Contractors face many unforeseen issues that are often difficult to anticipate. Unexpected supply costs, changed orders, and unpaid accounts payable (AP) are all common causes of over- and under-billings.
Overbillings are listed on your balance sheet as an asset since the amount billed exceeds the cost incurred. However, overbilling decreases your current year-to-date profit.
Unapproved Change Orders
When construction contractors incur costs on jobs that need to be accounted for, it’s an unapproved change order. Whether or not this results from lax billing practices, cost overruns, management inefficiencies, or an unhealthy number of pending changes, the resulting over and under-billings can create financial reporting issues and raise red flags for lenders and sureties.
Contractors must choose accounting policies and procedures that reflect the underlying circumstances of each change order. Approved change orders that include scope and price may be recognized as contract revenue, adjusting incurred costs and total estimated costs and increasing the company’s gross profits.
However, a company’s estimate of contract profit should only be recognized for unpriced change orders if it is probable that the company will recover these costs. For these unpriced change orders, identifying the costs incurred as a contract asset will cause the company’s estimate of gross profit to decline.
Although carried as an asset on a balance sheet, a net job borrow figure can signify billing department problems, profit erosion not yet recognized, or unapproved change orders. It can also lead to cash flow problems, forcing contractors to finance projects rather than earn them.
Contractors can avoid job borrowing by regularly producing an over/under billing report and a work-in-progress (WIP) schedule. Access to this information allows companies to identify potential issues quickly, such as a high level of over-billing or a backlog of projects that still need to be fully billed.
A problem occurs if a company is overbilling so much that the year-to-date billings exceed the total estimated cash costs incurred and remaining contract balances to be collected. If the contractor robs Peter to pay Paul, it will need more funds left over to complete its remaining jobs and could be denied bonding capacity by a reputable surety.
Contractors aren’t perfect, so it’s not uncommon for their progress billing to be behind schedule. However, systemic underbilling from sluggish processes can create a cash flow issue. From a cash flow standpoint, contractors should “become whole” on a project when they catch up to where they should be on their billings (assuming no unapproved change orders are included in those costs).
A large amount of underbilling can send red flags to lenders as it demonstrates that a company is financially struggling or mismanaged. This can jeopardize a bond program.

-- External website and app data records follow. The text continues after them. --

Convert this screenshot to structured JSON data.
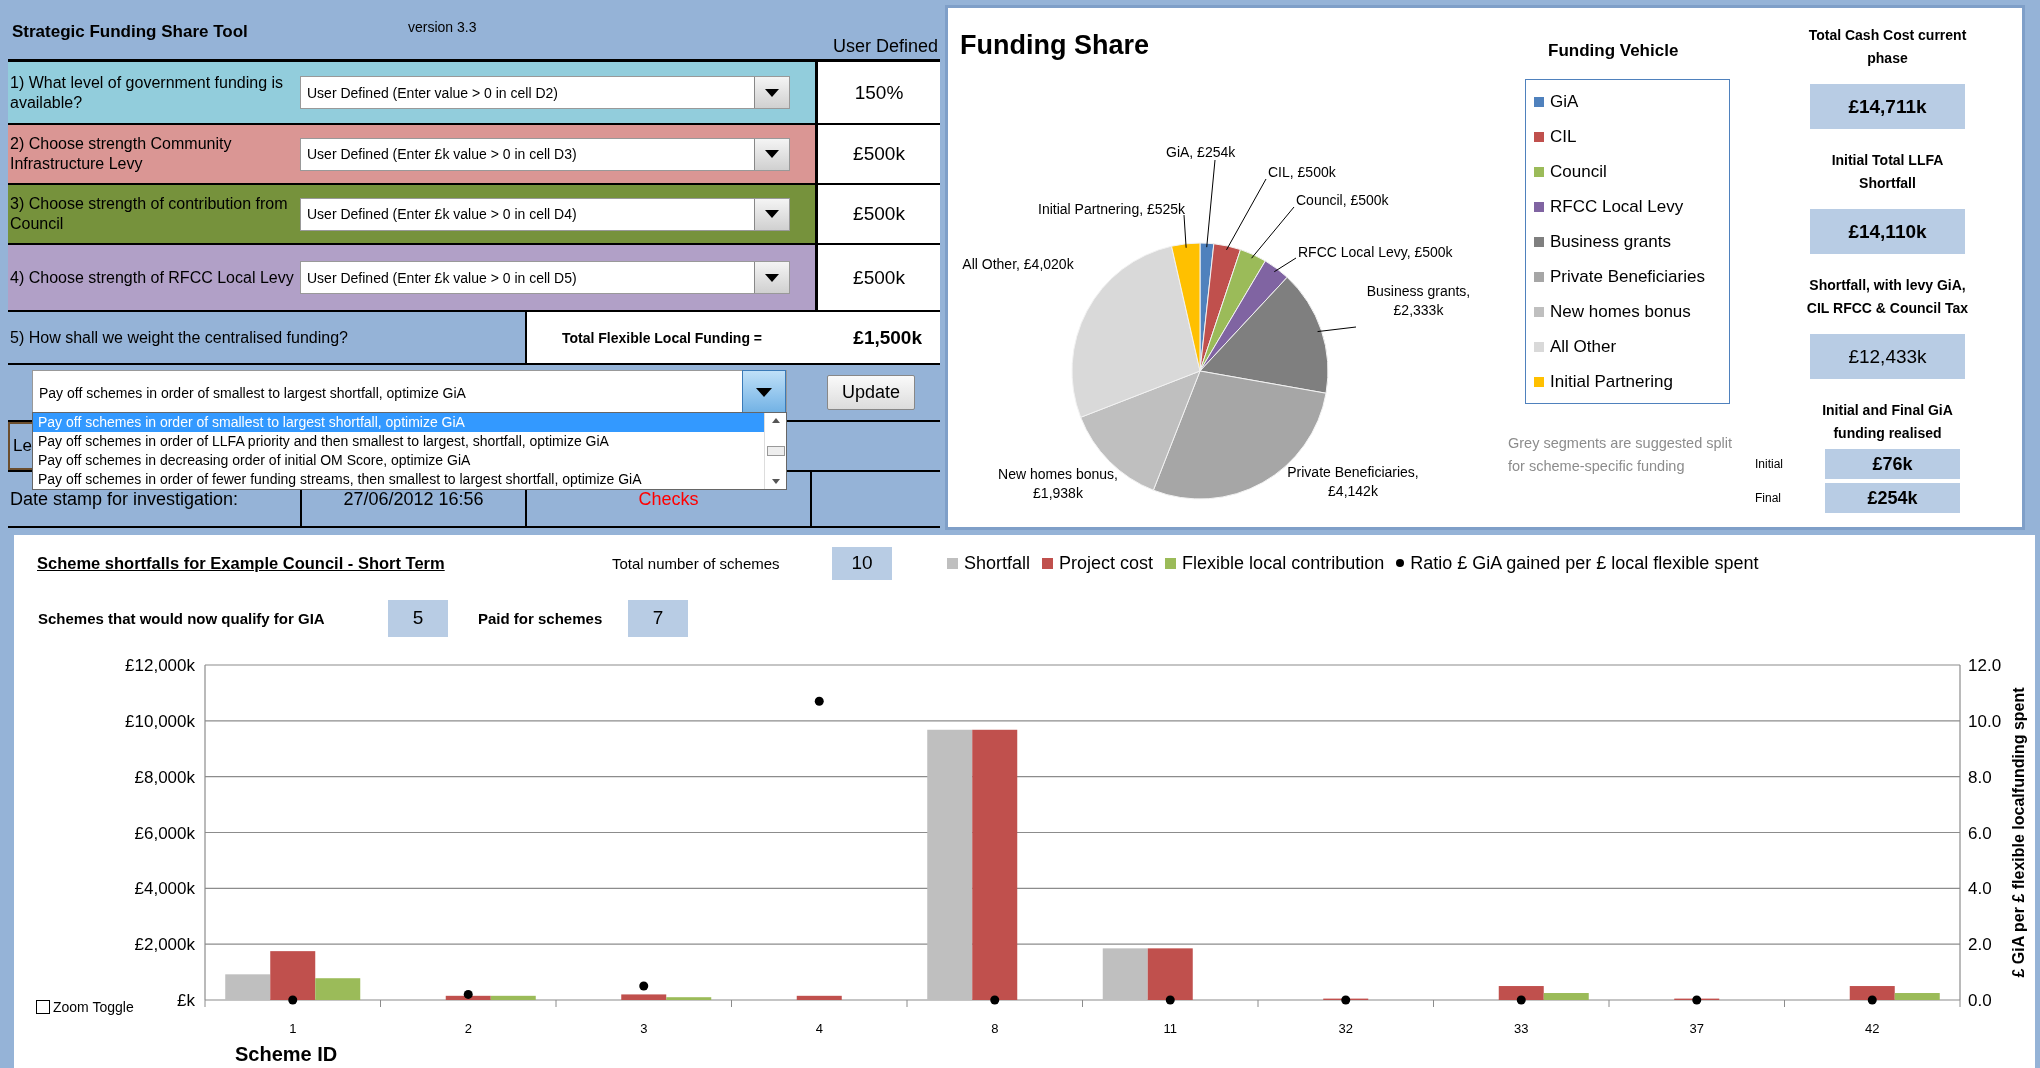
{
  "tool": {
    "title": "Strategic Funding Share Tool",
    "version": "version 3.3",
    "column_heading": "User Defined"
  },
  "questions": [
    {
      "label": "1) What level of government funding is available?",
      "dropdown": "User Defined (Enter value > 0 in cell D2)",
      "value": "150%",
      "color": "#92cddc"
    },
    {
      "label": "2) Choose strength Community Infrastructure Levy",
      "dropdown": "User Defined (Enter £k value > 0 in cell D3)",
      "value": "£500k",
      "color": "#da9694"
    },
    {
      "label": "3) Choose strength of contribution from Council",
      "dropdown": "User Defined (Enter £k value > 0 in cell D4)",
      "value": "£500k",
      "color": "#76923c"
    },
    {
      "label": "4) Choose strength of RFCC Local Levy",
      "dropdown": "User Defined (Enter £k value > 0 in cell D5)",
      "value": "£500k",
      "color": "#b1a0c7"
    }
  ],
  "weighting": {
    "label": "5) How shall we weight the centralised funding?",
    "total_label": "Total Flexible Local Funding =",
    "total_value": "£1,500k",
    "dropdown": "Pay off schemes in order of smallest to largest shortfall, optimize GiA",
    "update_button": "Update",
    "partial_label": "Le",
    "options": [
      {
        "text": "Pay off schemes in order of smallest to largest shortfall, optimize GiA",
        "selected": true
      },
      {
        "text": "Pay off schemes in order of LLFA priority and then smallest to largest, shortfall, optimize GiA",
        "selected": false
      },
      {
        "text": "Pay off schemes in decreasing order of initial OM Score, optimize GiA",
        "selected": false
      },
      {
        "text": "Pay off schemes in order of fewer funding streams, then smallest to largest shortfall, optimize GiA",
        "selected": false
      }
    ]
  },
  "date_stamp": {
    "label": "Date stamp for investigation:",
    "value": "27/06/2012 16:56",
    "checks": "Checks"
  },
  "funding_share": {
    "title": "Funding Share",
    "chart_data": {
      "type": "pie",
      "categories": [
        "GiA",
        "CIL",
        "Council",
        "RFCC Local Levy",
        "Business grants",
        "Private Beneficiaries",
        "New homes bonus",
        "All Other",
        "Initial Partnering"
      ],
      "values": [
        254,
        500,
        500,
        500,
        2333,
        4142,
        1938,
        4020,
        525
      ],
      "colors": [
        "#4f81bd",
        "#c0504d",
        "#9bbb59",
        "#8064a2",
        "#7f7f7f",
        "#a6a6a6",
        "#bfbfbf",
        "#d9d9d9",
        "#ffc000"
      ],
      "value_labels": [
        "GiA, £254k",
        "CIL, £500k",
        "Council, £500k",
        "RFCC Local Levy, £500k",
        "Business grants, £2,333k",
        "Private Beneficiaries, £4,142k",
        "New homes bonus, £1,938k",
        "All Other, £4,020k",
        "Initial Partnering, £525k"
      ]
    },
    "legend": {
      "title": "Funding Vehicle"
    },
    "note": "Grey segments are suggested split for scheme-specific funding",
    "stats": [
      {
        "label": "Total Cash Cost current phase",
        "value": "£14,711k",
        "emphasis": true
      },
      {
        "label": "Initial  Total  LLFA Shortfall",
        "value": "£14,110k",
        "emphasis": true
      },
      {
        "label": "Shortfall, with levy GiA, CIL RFCC & Council Tax",
        "value": "£12,433k",
        "emphasis": false
      }
    ],
    "gia_realised": {
      "label": "Initial and Final GiA funding realised",
      "rows": [
        {
          "label": "Initial",
          "value": "£76k"
        },
        {
          "label": "Final",
          "value": "£254k"
        }
      ]
    }
  },
  "scheme_chart": {
    "title": "Scheme shortfalls for Example Council  - Short  Term",
    "total_label": "Total number of schemes",
    "total_value": "10",
    "qualify_label": "Schemes that would now qualify for GIA",
    "qualify_value": "5",
    "paid_label": "Paid for schemes",
    "paid_value": "7",
    "zoom_toggle": {
      "label": "Zoom Toggle",
      "checked": false
    },
    "chart_data": {
      "type": "bar",
      "xlabel": "Scheme ID",
      "y2label": "£ GiA per £ flexible localfunding spent",
      "categories": [
        "1",
        "2",
        "3",
        "4",
        "8",
        "11",
        "32",
        "33",
        "37",
        "42"
      ],
      "series": [
        {
          "name": "Shortfall",
          "color": "#bfbfbf",
          "values": [
            920,
            0,
            0,
            0,
            9680,
            1850,
            0,
            0,
            0,
            0
          ]
        },
        {
          "name": "Project cost",
          "color": "#c0504d",
          "values": [
            1750,
            150,
            200,
            150,
            9680,
            1850,
            50,
            500,
            50,
            500
          ]
        },
        {
          "name": "Flexible local contribution",
          "color": "#9bbb59",
          "values": [
            780,
            150,
            100,
            0,
            0,
            0,
            0,
            250,
            0,
            250
          ]
        },
        {
          "name": "Ratio £ GiA gained per £ local flexible spent",
          "color": "#000000",
          "type": "scatter",
          "axis": "y2",
          "values": [
            0,
            0.2,
            0.5,
            10.7,
            0,
            0,
            0,
            0,
            0,
            0
          ]
        }
      ],
      "grid": true,
      "ylim": [
        0,
        12000
      ],
      "yticks": [
        {
          "value": 0,
          "label": "£k"
        },
        {
          "value": 2000,
          "label": "£2,000k"
        },
        {
          "value": 4000,
          "label": "£4,000k"
        },
        {
          "value": 6000,
          "label": "£6,000k"
        },
        {
          "value": 8000,
          "label": "£8,000k"
        },
        {
          "value": 10000,
          "label": "£10,000k"
        },
        {
          "value": 12000,
          "label": "£12,000k"
        }
      ],
      "y2lim": [
        0,
        12
      ],
      "y2ticks": [
        {
          "value": 0,
          "label": "0.0"
        },
        {
          "value": 2,
          "label": "2.0"
        },
        {
          "value": 4,
          "label": "4.0"
        },
        {
          "value": 6,
          "label": "6.0"
        },
        {
          "value": 8,
          "label": "8.0"
        },
        {
          "value": 10,
          "label": "10.0"
        },
        {
          "value": 12,
          "label": "12.0"
        }
      ]
    }
  }
}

Contractors can mitigate the risk of underbilling by implementing a robust project management system that utilizes automation tools while maintaining human oversight. This ensures meticulous work tracking and reduces the likelihood of missed tasks that can lead to overbilling. Regularly cross-referencing invoices with actual completed work will also nip overbilling in the bud. Using the percentage of completion method of accounting can also help, as it will demonstrate to third parties, such as lenders, exactly where your projects stand regarding build completion and revenue realization.
Many construction accounting software programs are tailored to the industry with features that help contractors meet specific business needs. For example, a contractor that uses time and materials billing methods can benefit from a feature that alerts them when their labor or overhead costs are close to exceeding their budgeted amounts. This can help ensure that the contractor stays within their client-approved price cap and allows them to change the bill amount if necessary. Additionally, some software offers the ability to calculate sales or use tax based on projects or localities to speed up client invoicing and compliance reporting.
Several construction-specific programs also allow users to track expenses by custom categories and compare estimates against actuals to identify over or under-spending patterns. They can also create progress-completion invoices based on bids or projections and automate the billing process. In addition, some software can print shipping labels or estimate freight costs to expedite shipments and reduce delays in the delivery process.